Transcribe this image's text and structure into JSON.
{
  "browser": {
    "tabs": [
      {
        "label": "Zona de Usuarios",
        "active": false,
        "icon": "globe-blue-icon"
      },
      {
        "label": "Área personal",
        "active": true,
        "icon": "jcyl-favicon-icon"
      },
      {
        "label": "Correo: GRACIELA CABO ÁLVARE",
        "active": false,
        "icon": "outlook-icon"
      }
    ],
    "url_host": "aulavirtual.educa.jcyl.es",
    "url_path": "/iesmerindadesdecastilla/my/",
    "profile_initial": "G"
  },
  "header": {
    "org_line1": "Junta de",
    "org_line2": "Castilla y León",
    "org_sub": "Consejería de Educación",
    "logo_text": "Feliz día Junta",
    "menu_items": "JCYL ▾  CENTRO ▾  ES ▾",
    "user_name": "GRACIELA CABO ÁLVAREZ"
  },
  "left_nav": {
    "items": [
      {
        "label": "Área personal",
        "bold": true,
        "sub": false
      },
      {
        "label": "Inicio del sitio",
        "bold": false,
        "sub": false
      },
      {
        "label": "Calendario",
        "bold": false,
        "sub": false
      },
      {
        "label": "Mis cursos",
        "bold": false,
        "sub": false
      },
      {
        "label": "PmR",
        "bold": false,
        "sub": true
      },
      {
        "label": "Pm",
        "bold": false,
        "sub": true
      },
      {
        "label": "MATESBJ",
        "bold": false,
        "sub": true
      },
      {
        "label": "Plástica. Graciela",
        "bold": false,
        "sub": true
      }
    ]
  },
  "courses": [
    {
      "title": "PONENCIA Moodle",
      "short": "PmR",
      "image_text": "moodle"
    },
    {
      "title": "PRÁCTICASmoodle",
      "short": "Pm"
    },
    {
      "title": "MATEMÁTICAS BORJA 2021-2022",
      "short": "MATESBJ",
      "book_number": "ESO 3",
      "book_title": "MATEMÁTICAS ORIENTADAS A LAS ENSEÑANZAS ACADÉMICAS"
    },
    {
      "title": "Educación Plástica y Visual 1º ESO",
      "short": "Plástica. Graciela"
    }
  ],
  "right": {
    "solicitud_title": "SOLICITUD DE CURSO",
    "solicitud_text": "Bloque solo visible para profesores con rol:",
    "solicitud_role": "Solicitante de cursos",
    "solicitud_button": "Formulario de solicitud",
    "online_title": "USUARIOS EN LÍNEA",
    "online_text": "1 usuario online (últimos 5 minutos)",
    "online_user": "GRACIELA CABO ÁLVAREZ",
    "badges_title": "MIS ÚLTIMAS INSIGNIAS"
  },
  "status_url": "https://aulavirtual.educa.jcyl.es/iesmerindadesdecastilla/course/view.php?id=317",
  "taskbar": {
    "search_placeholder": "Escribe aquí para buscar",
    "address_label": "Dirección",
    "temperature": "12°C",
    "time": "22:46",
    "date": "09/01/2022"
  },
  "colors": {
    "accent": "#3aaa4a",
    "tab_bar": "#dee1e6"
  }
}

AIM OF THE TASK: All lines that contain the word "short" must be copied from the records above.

TASK ANSWER:
      "short": "PmR",
      "short": "Pm"
      "short": "MATESBJ",
      "short": "Plástica. Graciela"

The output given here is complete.